A ferociously sexy fever dream of fragmented memories, POINT BLANK is 60s post-modernism dressed up as crime film. Possibly an inspiration for The Terminator, Lee Marvin's Walker is a specter with no feeling or human trace, except the mission to recover exactly $93,000. If cinema's power lies in the bending of time, Boorman like Resnais coerces multitudinous interpretations in this mesmerizing, extraordinary work.
One of the most visually stunning crime films of the 1960's. Beautifully composed frames, many using Modern Architectural elements as the basis to frame the composition, in a way that really makes this an artistic statement and in a way, even a document, at the same time being a hard-hitting crime picture. Also a number of images are psychedelic-influenced. Family Movie Day, 7 Aug 2017, projected in 1080p. 4.4 stars.
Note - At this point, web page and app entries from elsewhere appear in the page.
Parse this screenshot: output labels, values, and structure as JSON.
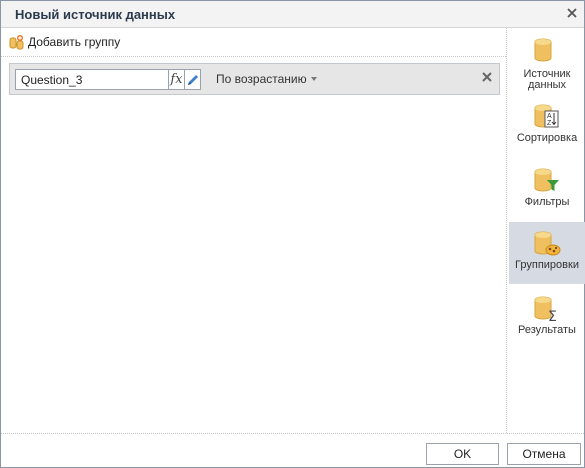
{
  "dialog": {
    "title": "Новый источник данных"
  },
  "toolbar": {
    "add_group_label": "Добавить группу"
  },
  "group": {
    "field_value": "Question_3",
    "fx_label": "fx",
    "order_label": "По возрастанию"
  },
  "sidebar": {
    "items": [
      {
        "label": "Источник данных",
        "icon": "database-icon",
        "active": false
      },
      {
        "label": "Сортировка",
        "icon": "sort-az-icon",
        "active": false
      },
      {
        "label": "Фильтры",
        "icon": "filter-icon",
        "active": false
      },
      {
        "label": "Группировки",
        "icon": "grouping-icon",
        "active": true
      },
      {
        "label": "Результаты",
        "icon": "sum-icon",
        "active": false
      }
    ]
  },
  "footer": {
    "ok_label": "OK",
    "cancel_label": "Отмена"
  },
  "colors": {
    "active_item_bg": "#d6dbe3",
    "db_yellow": "#f0c060",
    "filter_green": "#3a9a3a"
  }
}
Considéré comme un indéniable chef-d'oeuvre du film noir américain, la réalisation mérite, un demi siècle plus tard, les mêmes éloges dithyrambiques qu'à l'époque de sa sortie et nous permet de focaliser notre attention, un peu moins sur la brutale violence vengeresse du personnage, mais bien plus sur celle, intime et psychique qui ronge le personnage de Lee Marvin. www.cinefiches.com
"You're a very bad man, Walker, a very destructive man!" Lee Marvin is an unstoppable force striding through Point Blank hell bent on revenge. The surreal flashes coupled with the unshakable air of detachment make the film a strange, chilling thrill to watch. Marvin is like the High Plains Drifter haunting a world that's outgrown him, where big business & bureaucracy are the villains and action heroes don't exist.
A genuine masterpiece. Dazzling, gritty, dreamlike. Shot with a menacingly aggressive swagger which is skilfully complemented with stark brutalism and a cool stylish visual flair. There is always beauty to be found in the narrative's poetic minimalism, visual composition and the beautifully understated downbeat performances.